Each entry must be given again exactly; images do not belong in the copy.
-- -- --
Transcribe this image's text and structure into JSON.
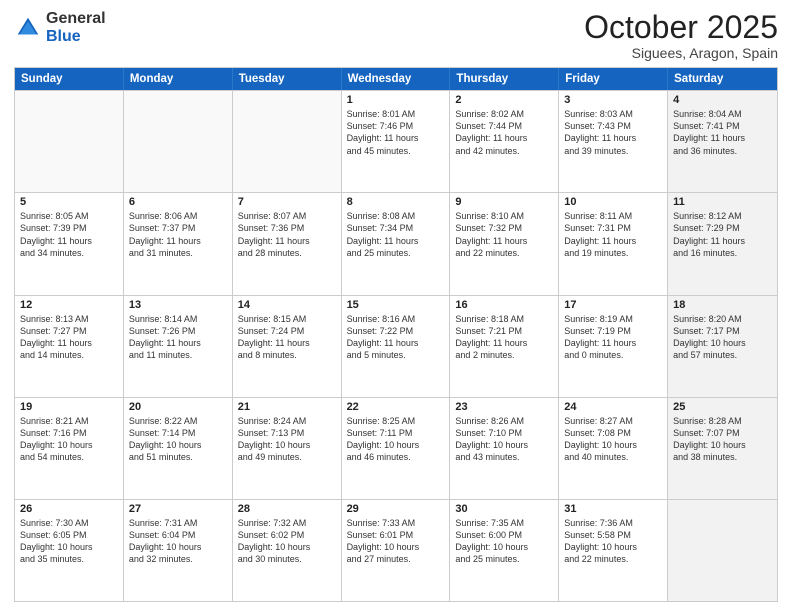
{
  "logo": {
    "general": "General",
    "blue": "Blue"
  },
  "header": {
    "month": "October 2025",
    "location": "Siguees, Aragon, Spain"
  },
  "days": [
    "Sunday",
    "Monday",
    "Tuesday",
    "Wednesday",
    "Thursday",
    "Friday",
    "Saturday"
  ],
  "rows": [
    [
      {
        "day": "",
        "info": "",
        "empty": true
      },
      {
        "day": "",
        "info": "",
        "empty": true
      },
      {
        "day": "",
        "info": "",
        "empty": true
      },
      {
        "day": "1",
        "info": "Sunrise: 8:01 AM\nSunset: 7:46 PM\nDaylight: 11 hours\nand 45 minutes."
      },
      {
        "day": "2",
        "info": "Sunrise: 8:02 AM\nSunset: 7:44 PM\nDaylight: 11 hours\nand 42 minutes."
      },
      {
        "day": "3",
        "info": "Sunrise: 8:03 AM\nSunset: 7:43 PM\nDaylight: 11 hours\nand 39 minutes."
      },
      {
        "day": "4",
        "info": "Sunrise: 8:04 AM\nSunset: 7:41 PM\nDaylight: 11 hours\nand 36 minutes.",
        "shaded": true
      }
    ],
    [
      {
        "day": "5",
        "info": "Sunrise: 8:05 AM\nSunset: 7:39 PM\nDaylight: 11 hours\nand 34 minutes."
      },
      {
        "day": "6",
        "info": "Sunrise: 8:06 AM\nSunset: 7:37 PM\nDaylight: 11 hours\nand 31 minutes."
      },
      {
        "day": "7",
        "info": "Sunrise: 8:07 AM\nSunset: 7:36 PM\nDaylight: 11 hours\nand 28 minutes."
      },
      {
        "day": "8",
        "info": "Sunrise: 8:08 AM\nSunset: 7:34 PM\nDaylight: 11 hours\nand 25 minutes."
      },
      {
        "day": "9",
        "info": "Sunrise: 8:10 AM\nSunset: 7:32 PM\nDaylight: 11 hours\nand 22 minutes."
      },
      {
        "day": "10",
        "info": "Sunrise: 8:11 AM\nSunset: 7:31 PM\nDaylight: 11 hours\nand 19 minutes."
      },
      {
        "day": "11",
        "info": "Sunrise: 8:12 AM\nSunset: 7:29 PM\nDaylight: 11 hours\nand 16 minutes.",
        "shaded": true
      }
    ],
    [
      {
        "day": "12",
        "info": "Sunrise: 8:13 AM\nSunset: 7:27 PM\nDaylight: 11 hours\nand 14 minutes."
      },
      {
        "day": "13",
        "info": "Sunrise: 8:14 AM\nSunset: 7:26 PM\nDaylight: 11 hours\nand 11 minutes."
      },
      {
        "day": "14",
        "info": "Sunrise: 8:15 AM\nSunset: 7:24 PM\nDaylight: 11 hours\nand 8 minutes."
      },
      {
        "day": "15",
        "info": "Sunrise: 8:16 AM\nSunset: 7:22 PM\nDaylight: 11 hours\nand 5 minutes."
      },
      {
        "day": "16",
        "info": "Sunrise: 8:18 AM\nSunset: 7:21 PM\nDaylight: 11 hours\nand 2 minutes."
      },
      {
        "day": "17",
        "info": "Sunrise: 8:19 AM\nSunset: 7:19 PM\nDaylight: 11 hours\nand 0 minutes."
      },
      {
        "day": "18",
        "info": "Sunrise: 8:20 AM\nSunset: 7:17 PM\nDaylight: 10 hours\nand 57 minutes.",
        "shaded": true
      }
    ],
    [
      {
        "day": "19",
        "info": "Sunrise: 8:21 AM\nSunset: 7:16 PM\nDaylight: 10 hours\nand 54 minutes."
      },
      {
        "day": "20",
        "info": "Sunrise: 8:22 AM\nSunset: 7:14 PM\nDaylight: 10 hours\nand 51 minutes."
      },
      {
        "day": "21",
        "info": "Sunrise: 8:24 AM\nSunset: 7:13 PM\nDaylight: 10 hours\nand 49 minutes."
      },
      {
        "day": "22",
        "info": "Sunrise: 8:25 AM\nSunset: 7:11 PM\nDaylight: 10 hours\nand 46 minutes."
      },
      {
        "day": "23",
        "info": "Sunrise: 8:26 AM\nSunset: 7:10 PM\nDaylight: 10 hours\nand 43 minutes."
      },
      {
        "day": "24",
        "info": "Sunrise: 8:27 AM\nSunset: 7:08 PM\nDaylight: 10 hours\nand 40 minutes."
      },
      {
        "day": "25",
        "info": "Sunrise: 8:28 AM\nSunset: 7:07 PM\nDaylight: 10 hours\nand 38 minutes.",
        "shaded": true
      }
    ],
    [
      {
        "day": "26",
        "info": "Sunrise: 7:30 AM\nSunset: 6:05 PM\nDaylight: 10 hours\nand 35 minutes."
      },
      {
        "day": "27",
        "info": "Sunrise: 7:31 AM\nSunset: 6:04 PM\nDaylight: 10 hours\nand 32 minutes."
      },
      {
        "day": "28",
        "info": "Sunrise: 7:32 AM\nSunset: 6:02 PM\nDaylight: 10 hours\nand 30 minutes."
      },
      {
        "day": "29",
        "info": "Sunrise: 7:33 AM\nSunset: 6:01 PM\nDaylight: 10 hours\nand 27 minutes."
      },
      {
        "day": "30",
        "info": "Sunrise: 7:35 AM\nSunset: 6:00 PM\nDaylight: 10 hours\nand 25 minutes."
      },
      {
        "day": "31",
        "info": "Sunrise: 7:36 AM\nSunset: 5:58 PM\nDaylight: 10 hours\nand 22 minutes."
      },
      {
        "day": "",
        "info": "",
        "empty": true,
        "shaded": true
      }
    ]
  ]
}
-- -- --
Result below.
Transcribe this image's text and structure into JSON.
{
  "logo": {
    "general": "General",
    "blue": "Blue"
  },
  "header": {
    "month": "October 2025",
    "location": "Siguees, Aragon, Spain"
  },
  "days": [
    "Sunday",
    "Monday",
    "Tuesday",
    "Wednesday",
    "Thursday",
    "Friday",
    "Saturday"
  ],
  "rows": [
    [
      {
        "day": "",
        "info": "",
        "empty": true
      },
      {
        "day": "",
        "info": "",
        "empty": true
      },
      {
        "day": "",
        "info": "",
        "empty": true
      },
      {
        "day": "1",
        "info": "Sunrise: 8:01 AM\nSunset: 7:46 PM\nDaylight: 11 hours\nand 45 minutes."
      },
      {
        "day": "2",
        "info": "Sunrise: 8:02 AM\nSunset: 7:44 PM\nDaylight: 11 hours\nand 42 minutes."
      },
      {
        "day": "3",
        "info": "Sunrise: 8:03 AM\nSunset: 7:43 PM\nDaylight: 11 hours\nand 39 minutes."
      },
      {
        "day": "4",
        "info": "Sunrise: 8:04 AM\nSunset: 7:41 PM\nDaylight: 11 hours\nand 36 minutes.",
        "shaded": true
      }
    ],
    [
      {
        "day": "5",
        "info": "Sunrise: 8:05 AM\nSunset: 7:39 PM\nDaylight: 11 hours\nand 34 minutes."
      },
      {
        "day": "6",
        "info": "Sunrise: 8:06 AM\nSunset: 7:37 PM\nDaylight: 11 hours\nand 31 minutes."
      },
      {
        "day": "7",
        "info": "Sunrise: 8:07 AM\nSunset: 7:36 PM\nDaylight: 11 hours\nand 28 minutes."
      },
      {
        "day": "8",
        "info": "Sunrise: 8:08 AM\nSunset: 7:34 PM\nDaylight: 11 hours\nand 25 minutes."
      },
      {
        "day": "9",
        "info": "Sunrise: 8:10 AM\nSunset: 7:32 PM\nDaylight: 11 hours\nand 22 minutes."
      },
      {
        "day": "10",
        "info": "Sunrise: 8:11 AM\nSunset: 7:31 PM\nDaylight: 11 hours\nand 19 minutes."
      },
      {
        "day": "11",
        "info": "Sunrise: 8:12 AM\nSunset: 7:29 PM\nDaylight: 11 hours\nand 16 minutes.",
        "shaded": true
      }
    ],
    [
      {
        "day": "12",
        "info": "Sunrise: 8:13 AM\nSunset: 7:27 PM\nDaylight: 11 hours\nand 14 minutes."
      },
      {
        "day": "13",
        "info": "Sunrise: 8:14 AM\nSunset: 7:26 PM\nDaylight: 11 hours\nand 11 minutes."
      },
      {
        "day": "14",
        "info": "Sunrise: 8:15 AM\nSunset: 7:24 PM\nDaylight: 11 hours\nand 8 minutes."
      },
      {
        "day": "15",
        "info": "Sunrise: 8:16 AM\nSunset: 7:22 PM\nDaylight: 11 hours\nand 5 minutes."
      },
      {
        "day": "16",
        "info": "Sunrise: 8:18 AM\nSunset: 7:21 PM\nDaylight: 11 hours\nand 2 minutes."
      },
      {
        "day": "17",
        "info": "Sunrise: 8:19 AM\nSunset: 7:19 PM\nDaylight: 11 hours\nand 0 minutes."
      },
      {
        "day": "18",
        "info": "Sunrise: 8:20 AM\nSunset: 7:17 PM\nDaylight: 10 hours\nand 57 minutes.",
        "shaded": true
      }
    ],
    [
      {
        "day": "19",
        "info": "Sunrise: 8:21 AM\nSunset: 7:16 PM\nDaylight: 10 hours\nand 54 minutes."
      },
      {
        "day": "20",
        "info": "Sunrise: 8:22 AM\nSunset: 7:14 PM\nDaylight: 10 hours\nand 51 minutes."
      },
      {
        "day": "21",
        "info": "Sunrise: 8:24 AM\nSunset: 7:13 PM\nDaylight: 10 hours\nand 49 minutes."
      },
      {
        "day": "22",
        "info": "Sunrise: 8:25 AM\nSunset: 7:11 PM\nDaylight: 10 hours\nand 46 minutes."
      },
      {
        "day": "23",
        "info": "Sunrise: 8:26 AM\nSunset: 7:10 PM\nDaylight: 10 hours\nand 43 minutes."
      },
      {
        "day": "24",
        "info": "Sunrise: 8:27 AM\nSunset: 7:08 PM\nDaylight: 10 hours\nand 40 minutes."
      },
      {
        "day": "25",
        "info": "Sunrise: 8:28 AM\nSunset: 7:07 PM\nDaylight: 10 hours\nand 38 minutes.",
        "shaded": true
      }
    ],
    [
      {
        "day": "26",
        "info": "Sunrise: 7:30 AM\nSunset: 6:05 PM\nDaylight: 10 hours\nand 35 minutes."
      },
      {
        "day": "27",
        "info": "Sunrise: 7:31 AM\nSunset: 6:04 PM\nDaylight: 10 hours\nand 32 minutes."
      },
      {
        "day": "28",
        "info": "Sunrise: 7:32 AM\nSunset: 6:02 PM\nDaylight: 10 hours\nand 30 minutes."
      },
      {
        "day": "29",
        "info": "Sunrise: 7:33 AM\nSunset: 6:01 PM\nDaylight: 10 hours\nand 27 minutes."
      },
      {
        "day": "30",
        "info": "Sunrise: 7:35 AM\nSunset: 6:00 PM\nDaylight: 10 hours\nand 25 minutes."
      },
      {
        "day": "31",
        "info": "Sunrise: 7:36 AM\nSunset: 5:58 PM\nDaylight: 10 hours\nand 22 minutes."
      },
      {
        "day": "",
        "info": "",
        "empty": true,
        "shaded": true
      }
    ]
  ]
}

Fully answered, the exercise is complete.